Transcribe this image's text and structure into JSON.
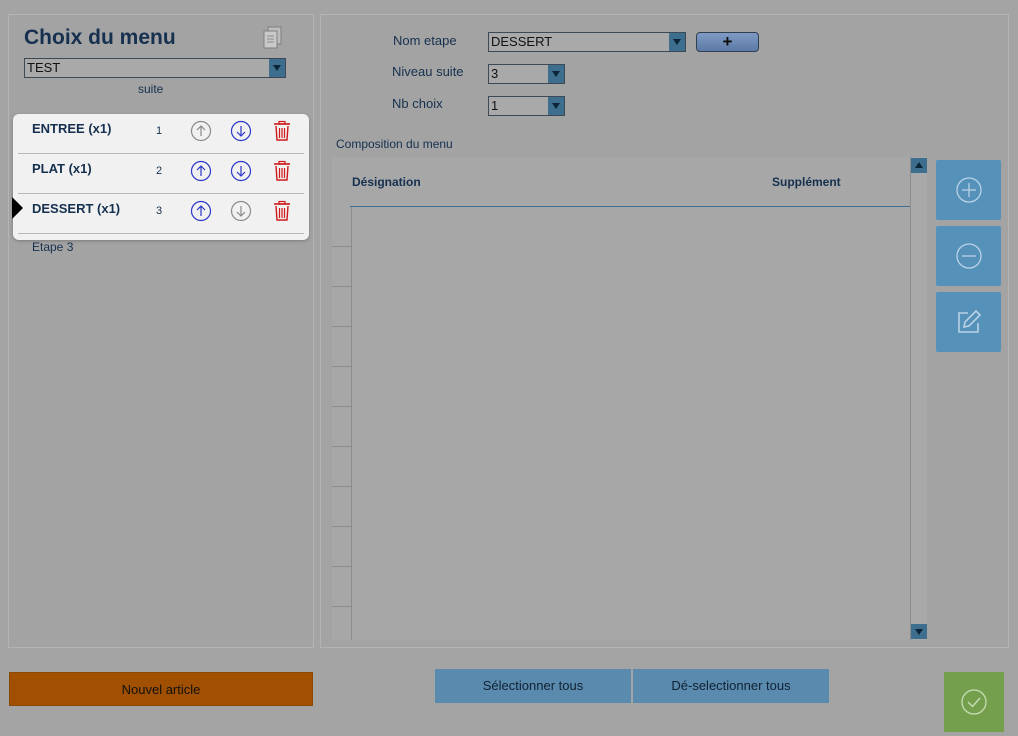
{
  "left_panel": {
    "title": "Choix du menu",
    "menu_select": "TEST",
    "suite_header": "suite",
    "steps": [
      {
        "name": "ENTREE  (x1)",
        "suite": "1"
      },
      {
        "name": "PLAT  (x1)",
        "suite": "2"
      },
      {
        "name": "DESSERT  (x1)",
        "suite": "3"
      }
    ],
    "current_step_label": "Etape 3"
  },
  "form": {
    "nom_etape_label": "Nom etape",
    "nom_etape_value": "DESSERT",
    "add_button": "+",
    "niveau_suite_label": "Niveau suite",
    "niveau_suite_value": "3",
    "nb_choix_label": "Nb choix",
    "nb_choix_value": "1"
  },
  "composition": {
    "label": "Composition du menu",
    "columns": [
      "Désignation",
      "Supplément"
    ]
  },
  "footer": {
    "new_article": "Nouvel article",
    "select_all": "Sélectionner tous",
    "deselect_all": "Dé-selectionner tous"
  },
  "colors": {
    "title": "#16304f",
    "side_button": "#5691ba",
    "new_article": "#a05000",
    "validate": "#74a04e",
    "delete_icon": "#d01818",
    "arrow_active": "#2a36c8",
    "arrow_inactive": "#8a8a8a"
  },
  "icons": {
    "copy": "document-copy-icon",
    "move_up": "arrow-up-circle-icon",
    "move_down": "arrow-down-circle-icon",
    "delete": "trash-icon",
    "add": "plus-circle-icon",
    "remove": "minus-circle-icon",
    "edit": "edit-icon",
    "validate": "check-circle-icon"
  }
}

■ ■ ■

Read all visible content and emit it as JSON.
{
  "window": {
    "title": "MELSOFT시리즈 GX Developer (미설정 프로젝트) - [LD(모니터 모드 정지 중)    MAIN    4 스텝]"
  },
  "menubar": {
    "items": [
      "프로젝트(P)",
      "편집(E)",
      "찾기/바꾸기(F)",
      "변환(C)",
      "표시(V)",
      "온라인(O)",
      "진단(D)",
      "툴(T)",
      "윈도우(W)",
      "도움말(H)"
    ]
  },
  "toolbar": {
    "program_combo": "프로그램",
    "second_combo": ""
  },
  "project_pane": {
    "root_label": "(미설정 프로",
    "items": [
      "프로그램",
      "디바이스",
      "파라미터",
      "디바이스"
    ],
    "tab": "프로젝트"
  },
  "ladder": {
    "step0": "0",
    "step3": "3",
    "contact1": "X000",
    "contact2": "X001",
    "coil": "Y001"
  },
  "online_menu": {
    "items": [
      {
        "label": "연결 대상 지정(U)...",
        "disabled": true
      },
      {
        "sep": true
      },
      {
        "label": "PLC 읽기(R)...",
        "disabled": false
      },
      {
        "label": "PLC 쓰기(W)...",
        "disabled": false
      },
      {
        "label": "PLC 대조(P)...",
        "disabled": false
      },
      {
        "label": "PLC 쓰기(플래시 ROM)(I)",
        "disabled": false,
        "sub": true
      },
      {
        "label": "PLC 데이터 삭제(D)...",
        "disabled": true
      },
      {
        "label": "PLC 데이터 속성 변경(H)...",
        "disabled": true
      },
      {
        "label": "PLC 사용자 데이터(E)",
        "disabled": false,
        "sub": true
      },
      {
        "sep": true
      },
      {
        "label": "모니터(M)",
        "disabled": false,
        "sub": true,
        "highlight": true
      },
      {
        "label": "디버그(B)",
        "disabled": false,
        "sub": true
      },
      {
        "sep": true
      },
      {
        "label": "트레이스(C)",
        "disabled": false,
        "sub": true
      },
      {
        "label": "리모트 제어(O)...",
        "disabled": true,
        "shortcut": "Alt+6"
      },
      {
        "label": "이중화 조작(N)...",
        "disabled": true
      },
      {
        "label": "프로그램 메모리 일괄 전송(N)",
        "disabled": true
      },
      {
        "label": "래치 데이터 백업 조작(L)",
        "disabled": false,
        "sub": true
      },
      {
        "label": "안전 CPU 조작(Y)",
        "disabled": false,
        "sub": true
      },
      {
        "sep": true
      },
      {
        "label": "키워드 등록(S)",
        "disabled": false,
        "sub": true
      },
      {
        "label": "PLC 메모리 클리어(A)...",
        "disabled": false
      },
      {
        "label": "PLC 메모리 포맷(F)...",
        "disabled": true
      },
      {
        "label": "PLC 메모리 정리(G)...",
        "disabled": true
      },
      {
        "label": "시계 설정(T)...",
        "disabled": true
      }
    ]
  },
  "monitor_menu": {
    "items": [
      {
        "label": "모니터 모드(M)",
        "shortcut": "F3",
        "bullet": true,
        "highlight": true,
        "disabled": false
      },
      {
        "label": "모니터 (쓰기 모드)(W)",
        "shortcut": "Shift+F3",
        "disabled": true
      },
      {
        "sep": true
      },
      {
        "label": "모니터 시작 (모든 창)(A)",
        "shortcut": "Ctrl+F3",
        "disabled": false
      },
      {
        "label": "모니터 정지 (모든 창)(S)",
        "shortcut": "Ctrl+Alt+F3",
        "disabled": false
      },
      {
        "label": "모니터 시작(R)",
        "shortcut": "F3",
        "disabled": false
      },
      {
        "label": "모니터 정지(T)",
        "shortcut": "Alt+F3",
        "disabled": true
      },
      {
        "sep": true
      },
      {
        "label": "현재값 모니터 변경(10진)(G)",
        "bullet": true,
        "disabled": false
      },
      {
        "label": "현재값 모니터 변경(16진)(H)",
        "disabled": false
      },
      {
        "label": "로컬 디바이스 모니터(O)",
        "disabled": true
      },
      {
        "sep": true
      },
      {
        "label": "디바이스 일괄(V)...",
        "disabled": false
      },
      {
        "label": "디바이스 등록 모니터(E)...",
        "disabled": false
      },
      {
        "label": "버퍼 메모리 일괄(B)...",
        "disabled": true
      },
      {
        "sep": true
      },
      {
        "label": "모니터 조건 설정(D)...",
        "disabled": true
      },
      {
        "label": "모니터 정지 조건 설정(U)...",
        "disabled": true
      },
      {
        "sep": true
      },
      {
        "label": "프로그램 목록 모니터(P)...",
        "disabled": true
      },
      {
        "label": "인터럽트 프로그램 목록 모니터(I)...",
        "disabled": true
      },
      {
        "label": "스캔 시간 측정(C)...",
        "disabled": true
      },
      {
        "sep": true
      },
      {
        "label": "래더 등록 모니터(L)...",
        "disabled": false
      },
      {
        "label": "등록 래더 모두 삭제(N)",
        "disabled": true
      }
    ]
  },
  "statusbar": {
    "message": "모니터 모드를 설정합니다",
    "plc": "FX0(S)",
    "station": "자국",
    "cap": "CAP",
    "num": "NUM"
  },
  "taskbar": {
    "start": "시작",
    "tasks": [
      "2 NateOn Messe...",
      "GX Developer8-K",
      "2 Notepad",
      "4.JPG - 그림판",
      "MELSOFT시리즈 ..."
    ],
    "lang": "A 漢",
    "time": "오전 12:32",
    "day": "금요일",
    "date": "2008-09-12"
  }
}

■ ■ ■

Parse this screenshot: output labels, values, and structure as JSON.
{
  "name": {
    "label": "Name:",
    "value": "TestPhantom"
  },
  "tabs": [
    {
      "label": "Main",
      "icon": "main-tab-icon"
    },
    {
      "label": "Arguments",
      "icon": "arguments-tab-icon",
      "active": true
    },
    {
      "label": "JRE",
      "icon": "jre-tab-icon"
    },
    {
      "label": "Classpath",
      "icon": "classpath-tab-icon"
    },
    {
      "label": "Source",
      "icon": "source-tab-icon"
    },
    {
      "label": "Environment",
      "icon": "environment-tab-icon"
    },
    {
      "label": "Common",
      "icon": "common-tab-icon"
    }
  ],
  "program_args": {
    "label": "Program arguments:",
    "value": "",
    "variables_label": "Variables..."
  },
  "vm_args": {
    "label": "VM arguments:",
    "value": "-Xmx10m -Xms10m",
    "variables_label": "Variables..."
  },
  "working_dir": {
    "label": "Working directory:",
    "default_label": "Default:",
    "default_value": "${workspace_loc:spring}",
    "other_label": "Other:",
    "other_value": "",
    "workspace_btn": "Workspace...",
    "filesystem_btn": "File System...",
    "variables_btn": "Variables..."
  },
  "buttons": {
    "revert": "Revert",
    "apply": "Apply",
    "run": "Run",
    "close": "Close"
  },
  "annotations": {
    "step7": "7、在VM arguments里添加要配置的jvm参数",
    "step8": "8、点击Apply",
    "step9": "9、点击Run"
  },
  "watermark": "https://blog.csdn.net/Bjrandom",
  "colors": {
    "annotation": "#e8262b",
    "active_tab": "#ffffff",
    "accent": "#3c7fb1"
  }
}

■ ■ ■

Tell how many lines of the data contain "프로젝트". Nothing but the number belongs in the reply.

> **Result of this exercise**:
3